What this task involves: Your copy should hold every record verbatim and none of the pictures.

Exercise inputs:
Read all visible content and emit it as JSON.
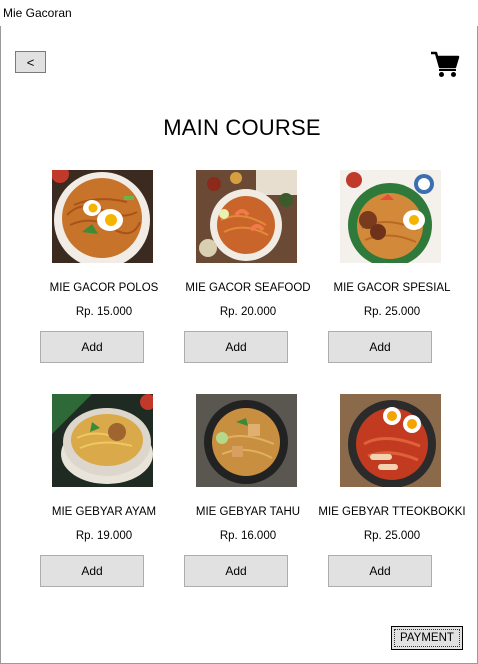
{
  "window": {
    "title": "Mie Gacoran"
  },
  "nav": {
    "back_label": "<"
  },
  "icons": {
    "back": "chevron-left-icon",
    "cart": "cart-icon"
  },
  "page_title": "MAIN COURSE",
  "items": [
    {
      "name": "MIE GACOR POLOS",
      "price": "Rp. 15.000",
      "add_label": "Add"
    },
    {
      "name": "MIE GACOR SEAFOOD",
      "price": "Rp. 20.000",
      "add_label": "Add"
    },
    {
      "name": "MIE GACOR SPESIAL",
      "price": "Rp. 25.000",
      "add_label": "Add"
    },
    {
      "name": "MIE GEBYAR AYAM",
      "price": "Rp. 19.000",
      "add_label": "Add"
    },
    {
      "name": "MIE GEBYAR TAHU",
      "price": "Rp. 16.000",
      "add_label": "Add"
    },
    {
      "name": "MIE GEBYAR TTEOKBOKKI",
      "price": "Rp. 25.000",
      "add_label": "Add"
    }
  ],
  "payment_label": "PAYMENT"
}
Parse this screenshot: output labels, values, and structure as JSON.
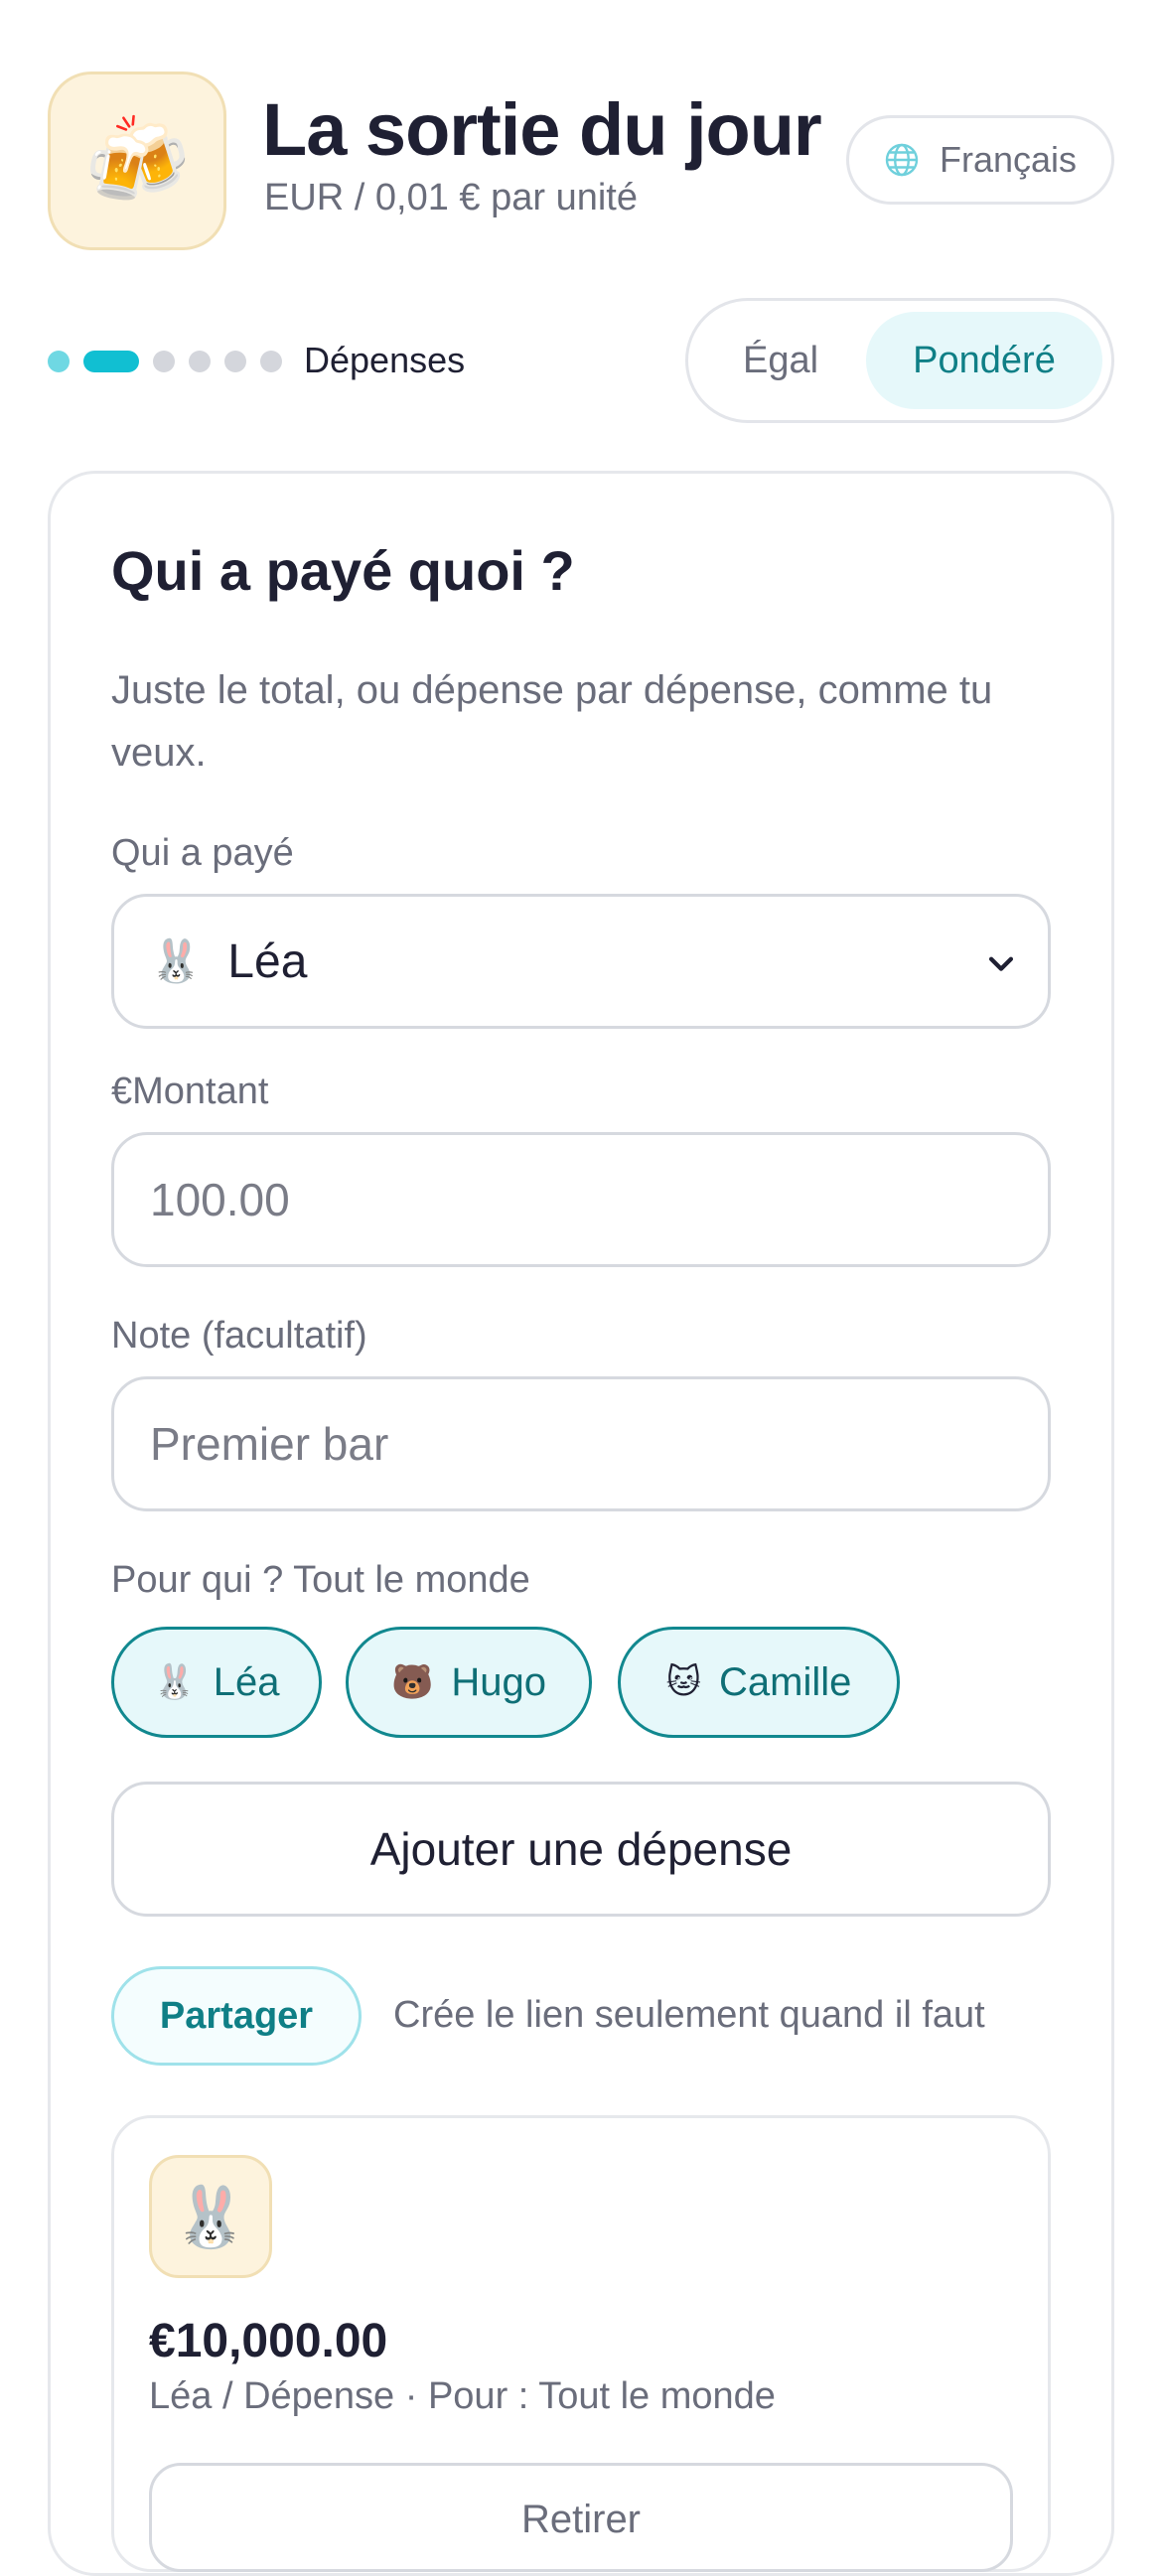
{
  "header": {
    "app_emoji": "🍻",
    "title": "La sortie du jour",
    "subtitle": "EUR / 0,01 € par unité",
    "language_label": "Français"
  },
  "progress": {
    "total_steps": 6,
    "current_step": 2,
    "label": "Dépenses"
  },
  "split_mode": {
    "options": [
      "Égal",
      "Pondéré"
    ],
    "selected": "Pondéré"
  },
  "form": {
    "title": "Qui a payé quoi ?",
    "description": "Juste le total, ou dépense par dépense, comme tu veux.",
    "payer_label": "Qui a payé",
    "payer_emoji": "🐰",
    "payer_value": "Léa",
    "amount_label": "€Montant",
    "amount_placeholder": "100.00",
    "note_label": "Note (facultatif)",
    "note_placeholder": "Premier bar",
    "for_whom_label": "Pour qui ? Tout le monde",
    "participants": [
      {
        "emoji": "🐰",
        "name": "Léa",
        "selected": true
      },
      {
        "emoji": "🐻",
        "name": "Hugo",
        "selected": true
      },
      {
        "emoji": "🐱",
        "name": "Camille",
        "selected": true
      }
    ],
    "add_button": "Ajouter une dépense",
    "share_button": "Partager",
    "share_note": "Crée le lien seulement quand il faut"
  },
  "expense": {
    "avatar_emoji": "🐰",
    "amount": "€10,000.00",
    "meta": "Léa / Dépense  ·  Pour : Tout le monde",
    "remove_button": "Retirer"
  },
  "colors": {
    "accent": "#11bfd2",
    "accent_dark": "#0f7f86",
    "chip_bg": "#e6f8fa",
    "text": "#1f2033",
    "muted": "#6a6d7b"
  }
}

Response:
Read all visible content and emit it as JSON.
{
  "window": {
    "title": "Mie Gacoran"
  },
  "nav": {
    "back_label": "<"
  },
  "icons": {
    "back": "chevron-left-icon",
    "cart": "cart-icon"
  },
  "page_title": "MAIN COURSE",
  "items": [
    {
      "name": "MIE GACOR POLOS",
      "price": "Rp. 15.000",
      "add_label": "Add"
    },
    {
      "name": "MIE GACOR SEAFOOD",
      "price": "Rp. 20.000",
      "add_label": "Add"
    },
    {
      "name": "MIE GACOR SPESIAL",
      "price": "Rp. 25.000",
      "add_label": "Add"
    },
    {
      "name": "MIE GEBYAR AYAM",
      "price": "Rp. 19.000",
      "add_label": "Add"
    },
    {
      "name": "MIE GEBYAR TAHU",
      "price": "Rp. 16.000",
      "add_label": "Add"
    },
    {
      "name": "MIE GEBYAR TTEOKBOKKI",
      "price": "Rp. 25.000",
      "add_label": "Add"
    }
  ],
  "payment_label": "PAYMENT"
}
Parse this screenshot: output labels, values, and structure as JSON.
{
  "header": {
    "app_emoji": "🍻",
    "title": "La sortie du jour",
    "subtitle": "EUR / 0,01 € par unité",
    "language_label": "Français"
  },
  "progress": {
    "total_steps": 6,
    "current_step": 2,
    "label": "Dépenses"
  },
  "split_mode": {
    "options": [
      "Égal",
      "Pondéré"
    ],
    "selected": "Pondéré"
  },
  "form": {
    "title": "Qui a payé quoi ?",
    "description": "Juste le total, ou dépense par dépense, comme tu veux.",
    "payer_label": "Qui a payé",
    "payer_emoji": "🐰",
    "payer_value": "Léa",
    "amount_label": "€Montant",
    "amount_placeholder": "100.00",
    "note_label": "Note (facultatif)",
    "note_placeholder": "Premier bar",
    "for_whom_label": "Pour qui ? Tout le monde",
    "participants": [
      {
        "emoji": "🐰",
        "name": "Léa",
        "selected": true
      },
      {
        "emoji": "🐻",
        "name": "Hugo",
        "selected": true
      },
      {
        "emoji": "🐱",
        "name": "Camille",
        "selected": true
      }
    ],
    "add_button": "Ajouter une dépense",
    "share_button": "Partager",
    "share_note": "Crée le lien seulement quand il faut"
  },
  "expense": {
    "avatar_emoji": "🐰",
    "amount": "€10,000.00",
    "meta": "Léa / Dépense  ·  Pour : Tout le monde",
    "remove_button": "Retirer"
  },
  "colors": {
    "accent": "#11bfd2",
    "accent_dark": "#0f7f86",
    "chip_bg": "#e6f8fa",
    "text": "#1f2033",
    "muted": "#6a6d7b"
  }
}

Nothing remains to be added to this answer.